Within the context of the quote, Nietzsche talks about a bigger picture of why god exists and how people coped with it. This resembles Jagannathan’s theory of justifications. Nietzsche talks about how men coped with suffering, failure and lack of meaning through constructing deities, figures in the sky that looked over them. Once the concept of god died, with the start of Renaissance and Scientific Revolution, people have no place to look up to. In Rhetoric fashion, Nietzsche asks what festivals and religions shall they invent to cope with it – as they’ve done throughout history. Similarly, Jagannathan is trying to allude to how men have always used religion as a coping mechanism, something to drive away their sorrows, something to take off responsibility of their failures. For him, we write the destiny of life, not god. We have to give life the meaning it deserves. It seems that Jagannathan is an Atheist, but that couldn’t be more wrong.

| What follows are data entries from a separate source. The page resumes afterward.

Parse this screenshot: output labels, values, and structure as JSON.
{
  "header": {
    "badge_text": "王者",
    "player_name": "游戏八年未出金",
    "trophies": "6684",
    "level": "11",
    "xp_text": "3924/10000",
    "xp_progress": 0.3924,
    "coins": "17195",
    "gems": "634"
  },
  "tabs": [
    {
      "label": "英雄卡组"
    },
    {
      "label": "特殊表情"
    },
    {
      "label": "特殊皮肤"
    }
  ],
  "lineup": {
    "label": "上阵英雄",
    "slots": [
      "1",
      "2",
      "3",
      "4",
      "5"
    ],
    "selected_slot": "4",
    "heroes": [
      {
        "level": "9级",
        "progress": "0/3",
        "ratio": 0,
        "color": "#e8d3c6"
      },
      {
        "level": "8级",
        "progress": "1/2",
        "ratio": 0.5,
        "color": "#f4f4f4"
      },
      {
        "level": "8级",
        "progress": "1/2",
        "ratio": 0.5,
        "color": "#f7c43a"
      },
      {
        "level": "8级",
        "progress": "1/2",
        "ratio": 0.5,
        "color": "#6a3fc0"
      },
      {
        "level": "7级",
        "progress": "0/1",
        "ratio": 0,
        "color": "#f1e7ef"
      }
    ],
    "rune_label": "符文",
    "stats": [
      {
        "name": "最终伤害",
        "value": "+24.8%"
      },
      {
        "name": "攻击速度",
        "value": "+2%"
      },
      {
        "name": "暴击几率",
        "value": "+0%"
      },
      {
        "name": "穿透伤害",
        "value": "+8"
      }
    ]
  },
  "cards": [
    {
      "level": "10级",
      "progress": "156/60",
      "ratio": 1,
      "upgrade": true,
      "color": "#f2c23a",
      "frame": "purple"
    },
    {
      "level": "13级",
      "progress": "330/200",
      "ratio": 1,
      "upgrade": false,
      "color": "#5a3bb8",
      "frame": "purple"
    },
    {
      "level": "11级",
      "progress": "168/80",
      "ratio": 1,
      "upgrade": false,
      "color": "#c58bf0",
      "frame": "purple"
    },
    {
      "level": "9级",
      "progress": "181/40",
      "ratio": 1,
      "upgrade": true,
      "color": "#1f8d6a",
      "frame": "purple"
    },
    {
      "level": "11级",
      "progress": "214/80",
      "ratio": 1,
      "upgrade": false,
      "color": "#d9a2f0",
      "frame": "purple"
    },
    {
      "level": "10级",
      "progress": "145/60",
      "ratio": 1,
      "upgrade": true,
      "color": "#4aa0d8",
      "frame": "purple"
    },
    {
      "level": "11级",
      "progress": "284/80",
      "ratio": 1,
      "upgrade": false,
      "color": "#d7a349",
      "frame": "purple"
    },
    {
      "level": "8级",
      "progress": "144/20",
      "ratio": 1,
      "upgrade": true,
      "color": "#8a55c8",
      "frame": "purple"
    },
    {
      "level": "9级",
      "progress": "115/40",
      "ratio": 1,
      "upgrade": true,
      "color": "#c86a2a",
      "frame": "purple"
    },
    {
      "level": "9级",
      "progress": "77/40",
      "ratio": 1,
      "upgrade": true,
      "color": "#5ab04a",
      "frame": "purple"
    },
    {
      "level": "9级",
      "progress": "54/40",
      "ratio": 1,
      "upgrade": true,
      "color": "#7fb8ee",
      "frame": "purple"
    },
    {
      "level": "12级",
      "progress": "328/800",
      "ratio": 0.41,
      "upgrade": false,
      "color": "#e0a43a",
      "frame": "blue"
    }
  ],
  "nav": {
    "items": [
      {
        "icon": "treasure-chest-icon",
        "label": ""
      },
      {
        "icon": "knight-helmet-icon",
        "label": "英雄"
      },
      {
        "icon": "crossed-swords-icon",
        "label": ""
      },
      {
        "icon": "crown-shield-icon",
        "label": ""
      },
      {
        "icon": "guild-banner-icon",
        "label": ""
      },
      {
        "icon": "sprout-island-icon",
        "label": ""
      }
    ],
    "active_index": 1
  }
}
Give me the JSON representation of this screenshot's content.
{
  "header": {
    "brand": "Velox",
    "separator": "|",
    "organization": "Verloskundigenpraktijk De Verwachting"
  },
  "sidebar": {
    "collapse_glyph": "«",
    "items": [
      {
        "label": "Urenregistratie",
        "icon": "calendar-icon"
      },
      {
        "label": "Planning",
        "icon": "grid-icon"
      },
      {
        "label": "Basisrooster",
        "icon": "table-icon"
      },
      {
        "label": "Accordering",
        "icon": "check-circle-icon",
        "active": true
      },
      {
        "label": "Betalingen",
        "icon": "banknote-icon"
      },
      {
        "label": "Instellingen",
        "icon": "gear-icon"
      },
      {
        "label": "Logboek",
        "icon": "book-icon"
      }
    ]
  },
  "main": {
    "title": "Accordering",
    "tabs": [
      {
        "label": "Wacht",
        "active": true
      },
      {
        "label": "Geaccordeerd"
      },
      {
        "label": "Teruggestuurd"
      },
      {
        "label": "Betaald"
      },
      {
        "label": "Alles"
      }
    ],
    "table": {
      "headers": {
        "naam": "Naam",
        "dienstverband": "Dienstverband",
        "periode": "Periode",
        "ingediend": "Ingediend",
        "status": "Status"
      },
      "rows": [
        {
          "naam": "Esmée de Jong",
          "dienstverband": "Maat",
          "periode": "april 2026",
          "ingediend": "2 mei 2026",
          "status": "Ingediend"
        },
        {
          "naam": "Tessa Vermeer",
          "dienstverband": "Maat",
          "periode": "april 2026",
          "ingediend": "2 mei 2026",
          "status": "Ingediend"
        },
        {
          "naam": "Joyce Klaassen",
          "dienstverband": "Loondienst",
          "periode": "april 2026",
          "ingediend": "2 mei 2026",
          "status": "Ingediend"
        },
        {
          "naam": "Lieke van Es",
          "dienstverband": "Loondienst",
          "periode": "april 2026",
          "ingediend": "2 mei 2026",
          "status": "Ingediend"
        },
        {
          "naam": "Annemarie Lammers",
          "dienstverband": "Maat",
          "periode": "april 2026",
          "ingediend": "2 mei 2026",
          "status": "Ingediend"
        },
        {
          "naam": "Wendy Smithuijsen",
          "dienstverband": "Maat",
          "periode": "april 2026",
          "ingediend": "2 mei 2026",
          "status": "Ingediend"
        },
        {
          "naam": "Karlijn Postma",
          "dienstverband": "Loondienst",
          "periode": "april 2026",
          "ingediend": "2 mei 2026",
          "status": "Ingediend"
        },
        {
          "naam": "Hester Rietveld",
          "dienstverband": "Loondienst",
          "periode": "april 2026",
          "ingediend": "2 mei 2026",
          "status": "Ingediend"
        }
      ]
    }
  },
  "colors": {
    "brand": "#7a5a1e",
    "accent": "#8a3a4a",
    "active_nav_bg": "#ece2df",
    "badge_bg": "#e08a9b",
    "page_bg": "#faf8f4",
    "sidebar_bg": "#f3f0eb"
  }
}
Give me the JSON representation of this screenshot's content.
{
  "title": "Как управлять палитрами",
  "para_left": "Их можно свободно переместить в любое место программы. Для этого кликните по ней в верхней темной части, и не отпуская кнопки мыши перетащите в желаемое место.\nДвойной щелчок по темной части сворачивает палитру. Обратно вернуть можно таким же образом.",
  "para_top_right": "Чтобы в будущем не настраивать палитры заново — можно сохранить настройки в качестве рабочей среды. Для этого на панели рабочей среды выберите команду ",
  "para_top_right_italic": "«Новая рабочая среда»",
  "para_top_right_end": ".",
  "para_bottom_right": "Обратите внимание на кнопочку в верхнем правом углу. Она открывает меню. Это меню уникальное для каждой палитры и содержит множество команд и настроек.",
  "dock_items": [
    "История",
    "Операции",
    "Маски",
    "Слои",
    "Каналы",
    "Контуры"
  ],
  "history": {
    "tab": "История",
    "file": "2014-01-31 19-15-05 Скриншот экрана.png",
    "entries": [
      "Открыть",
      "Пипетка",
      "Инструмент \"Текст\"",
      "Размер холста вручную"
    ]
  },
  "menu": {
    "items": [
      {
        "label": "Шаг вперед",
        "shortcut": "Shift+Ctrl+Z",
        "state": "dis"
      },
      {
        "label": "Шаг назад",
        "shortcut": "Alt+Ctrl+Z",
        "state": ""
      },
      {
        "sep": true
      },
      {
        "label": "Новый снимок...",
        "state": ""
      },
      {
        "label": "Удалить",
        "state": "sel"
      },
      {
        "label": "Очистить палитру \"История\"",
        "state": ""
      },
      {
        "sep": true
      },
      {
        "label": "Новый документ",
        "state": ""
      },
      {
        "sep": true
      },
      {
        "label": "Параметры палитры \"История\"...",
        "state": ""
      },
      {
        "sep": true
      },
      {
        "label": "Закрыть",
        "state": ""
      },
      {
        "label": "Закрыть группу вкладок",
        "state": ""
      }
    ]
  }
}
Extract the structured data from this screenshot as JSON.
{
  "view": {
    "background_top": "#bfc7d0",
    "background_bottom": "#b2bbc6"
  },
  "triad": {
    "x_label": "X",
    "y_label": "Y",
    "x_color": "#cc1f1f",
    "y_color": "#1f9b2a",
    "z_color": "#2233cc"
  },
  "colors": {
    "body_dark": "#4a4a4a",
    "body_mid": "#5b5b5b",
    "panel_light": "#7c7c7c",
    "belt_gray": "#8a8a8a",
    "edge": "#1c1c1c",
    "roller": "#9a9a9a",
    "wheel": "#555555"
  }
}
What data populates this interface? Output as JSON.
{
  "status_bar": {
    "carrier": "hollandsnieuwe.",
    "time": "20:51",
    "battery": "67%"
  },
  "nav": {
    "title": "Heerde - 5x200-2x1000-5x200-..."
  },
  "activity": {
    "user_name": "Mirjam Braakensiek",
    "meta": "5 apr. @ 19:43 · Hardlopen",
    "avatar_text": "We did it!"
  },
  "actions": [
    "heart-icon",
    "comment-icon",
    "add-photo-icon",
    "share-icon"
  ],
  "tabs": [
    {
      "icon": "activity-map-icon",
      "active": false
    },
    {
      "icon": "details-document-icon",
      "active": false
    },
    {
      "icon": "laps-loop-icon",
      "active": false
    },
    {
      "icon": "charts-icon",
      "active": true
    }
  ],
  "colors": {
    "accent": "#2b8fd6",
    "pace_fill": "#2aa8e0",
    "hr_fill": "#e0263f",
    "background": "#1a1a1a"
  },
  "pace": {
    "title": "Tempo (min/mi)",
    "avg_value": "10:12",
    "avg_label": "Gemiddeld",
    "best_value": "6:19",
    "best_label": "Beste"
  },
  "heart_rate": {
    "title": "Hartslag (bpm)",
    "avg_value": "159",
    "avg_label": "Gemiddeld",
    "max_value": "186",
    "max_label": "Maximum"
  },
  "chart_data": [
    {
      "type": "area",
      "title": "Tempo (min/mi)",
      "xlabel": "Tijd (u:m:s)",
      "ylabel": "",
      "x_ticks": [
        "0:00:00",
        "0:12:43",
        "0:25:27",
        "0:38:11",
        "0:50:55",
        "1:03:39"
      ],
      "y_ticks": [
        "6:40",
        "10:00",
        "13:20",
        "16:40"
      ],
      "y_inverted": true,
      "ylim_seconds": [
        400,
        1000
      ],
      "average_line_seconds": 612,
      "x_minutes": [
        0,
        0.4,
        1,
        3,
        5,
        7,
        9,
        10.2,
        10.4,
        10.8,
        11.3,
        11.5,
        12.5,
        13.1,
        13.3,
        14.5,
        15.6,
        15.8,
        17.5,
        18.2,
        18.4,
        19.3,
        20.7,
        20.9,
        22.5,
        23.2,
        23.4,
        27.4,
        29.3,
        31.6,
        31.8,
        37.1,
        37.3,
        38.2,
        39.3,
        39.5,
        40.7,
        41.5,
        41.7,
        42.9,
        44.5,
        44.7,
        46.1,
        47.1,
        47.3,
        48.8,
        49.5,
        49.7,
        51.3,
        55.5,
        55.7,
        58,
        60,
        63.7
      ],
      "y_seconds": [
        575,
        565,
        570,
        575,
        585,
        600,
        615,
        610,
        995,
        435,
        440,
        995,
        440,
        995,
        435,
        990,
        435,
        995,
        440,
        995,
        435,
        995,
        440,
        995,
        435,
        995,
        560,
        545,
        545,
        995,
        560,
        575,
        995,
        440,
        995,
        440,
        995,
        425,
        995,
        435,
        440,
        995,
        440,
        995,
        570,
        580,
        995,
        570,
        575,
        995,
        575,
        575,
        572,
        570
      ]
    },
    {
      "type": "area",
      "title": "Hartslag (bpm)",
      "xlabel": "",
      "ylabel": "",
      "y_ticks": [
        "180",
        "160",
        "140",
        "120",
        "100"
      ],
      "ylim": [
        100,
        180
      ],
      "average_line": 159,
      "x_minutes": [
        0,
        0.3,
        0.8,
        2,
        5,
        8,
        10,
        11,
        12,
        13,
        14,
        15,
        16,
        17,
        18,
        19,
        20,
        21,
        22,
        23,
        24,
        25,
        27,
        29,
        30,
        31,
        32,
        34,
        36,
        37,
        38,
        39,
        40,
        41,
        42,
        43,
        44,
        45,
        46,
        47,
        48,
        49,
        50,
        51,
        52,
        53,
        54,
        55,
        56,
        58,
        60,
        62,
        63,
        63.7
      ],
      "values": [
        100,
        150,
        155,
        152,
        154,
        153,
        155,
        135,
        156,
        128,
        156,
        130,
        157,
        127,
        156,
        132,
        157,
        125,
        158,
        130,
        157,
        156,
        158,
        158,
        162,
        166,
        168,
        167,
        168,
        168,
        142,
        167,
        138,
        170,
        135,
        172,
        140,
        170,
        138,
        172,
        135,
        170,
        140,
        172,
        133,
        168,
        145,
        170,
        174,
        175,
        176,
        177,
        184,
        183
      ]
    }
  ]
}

He continues his monologue about his idea of God. He says that God is not a solitary resident of any religion. It is the source of power that pervades the entire Universe. Even quoting the Bhagavad Gita – Believer and non-believer, sinner and good are all the same to me. It reminded me of Einstein’s God. The one that represents universal energy, one that doesn’t punish nor rewards and as vague as it can be, still a god. Einstein’s God was inspired by the Dutch Philosopher Baruch Spinoza, who started the movement of Pantheism. For Spinoza, the idea of an anthropocentric God seemed unappealing. His god was simply the universe manifesting itself. For him, to live a good life was to figure out how the universe works. This also points to the bigger existentialist motif of how one can be a theist yet remain an existentialist. One prominent (and perhaps the only) example of this might have been the Father of Existentialism, Søren Kierkegaard. Kierkegaard believed in a god and yet wanted man to give life meaning. As with all these thinkers, Jagannathan is set on one conclusion – even if God created the universe, he in no way decides our fates.
The breathtaking dialogue ends with the final words – Karma is Faith, Karma is worship. Karma is the idea that what goes around… comes around. Rather than Karma being a universal law, Jagannathan is describing what his moral system looks like. He does good because whatever good is given, returns back. This line of thinking is consistent with the moral side of existentialism – Virtue Ethics. Despite popular belief, neither Existentialist nor Existentialist Philosophers have advocated for moral nihilism and the destruction of morality. When you read past the layers, you’ll realize that many existential philosophers believed in moral virtues. The most prominent of them being Nietzsche. For them, doing good was intuitive. The incentive for it was clear – it brought flourishing for everyone and themselves. It seems to me that Jagannathan applies the same line of thought to his life, as demonstrated by how he handles conflict throughout the movie. Even kicking his friends out at the end as they weren’t virtuous enough.
What’s surprising is that despite the movie having casteist undertones and characters, Jagannathan never explicitly mentions nor hints at this notion. That leaves room for justifying Jagannathan. The film portrays hims as a Musical Maestro, Ruthless Fighter and the Lord of Kanimangalam. But for me, he’ll always be Jagannathan – the Pantheistic Existentialist.